> Work instruction
Looking at each line of the data below, tally those that contain the word "user" and give only the total.

Excerpts from an interface dataset

--*--

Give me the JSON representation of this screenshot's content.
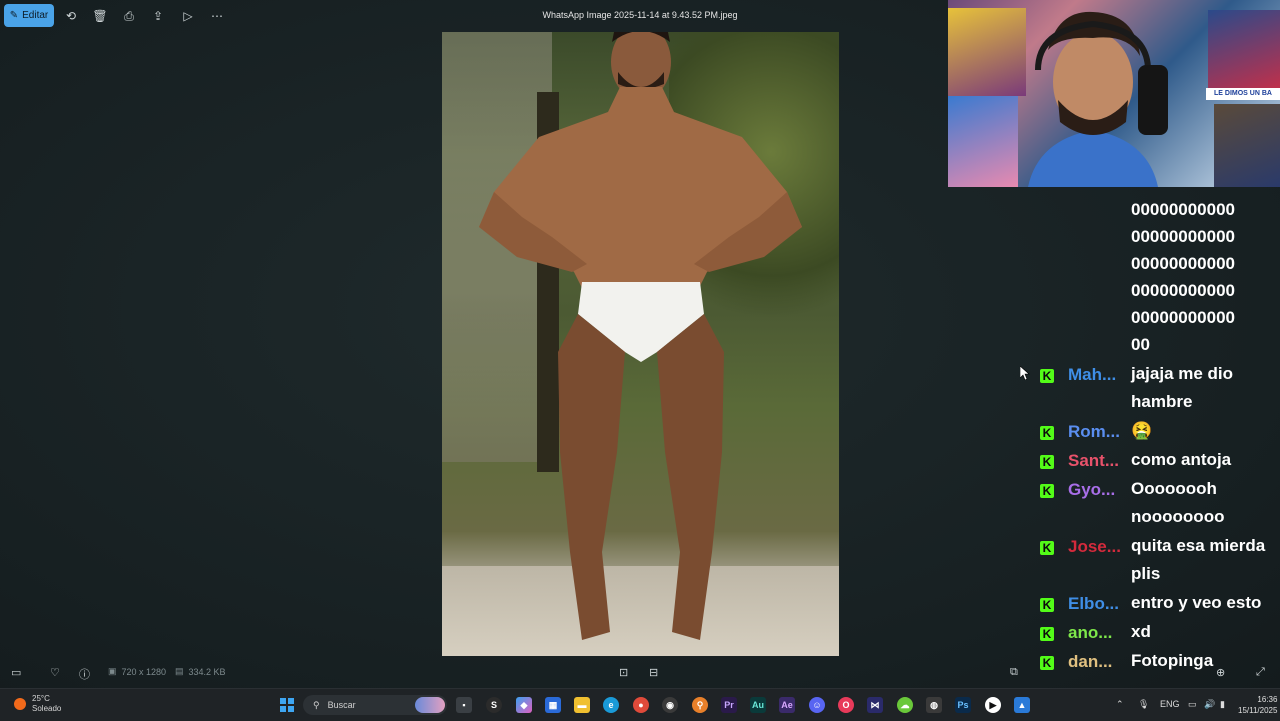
{
  "viewer": {
    "edit_label": "Editar",
    "file_title": "WhatsApp Image 2025-11-14 at 9.43.52 PM.jpeg",
    "dimensions": "720 x 1280",
    "file_size": "334.2 KB"
  },
  "chat": {
    "spam_lines": [
      "00000000000",
      "00000000000",
      "00000000000",
      "00000000000",
      "00000000000",
      "00"
    ],
    "messages": [
      {
        "user": "Mah...",
        "color": "#3f8ee6",
        "text": "jajaja me dio hambre"
      },
      {
        "user": "Rom...",
        "color": "#5a8ef0",
        "text": "🤮"
      },
      {
        "user": "Sant...",
        "color": "#e8526b",
        "text": "como antoja"
      },
      {
        "user": "Gyo...",
        "color": "#a86ee8",
        "text": "Oooooooh noooooooo"
      },
      {
        "user": "Jose...",
        "color": "#d42a3c",
        "text": "quita esa mierda plis"
      },
      {
        "user": "Elbo...",
        "color": "#3f8ee6",
        "text": "entro y veo esto"
      },
      {
        "user": "ano...",
        "color": "#7ee84a",
        "text": "xd"
      },
      {
        "user": "dan...",
        "color": "#e0c080",
        "text": "Fotopinga"
      }
    ]
  },
  "taskbar": {
    "temperature": "25°C",
    "weather": "Soleado",
    "search_placeholder": "Buscar",
    "language": "ENG",
    "time": "16:36",
    "date": "15/11/2025"
  },
  "webcam": {
    "poster_text": "LE DIMOS UN BA"
  }
}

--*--

> Response area
8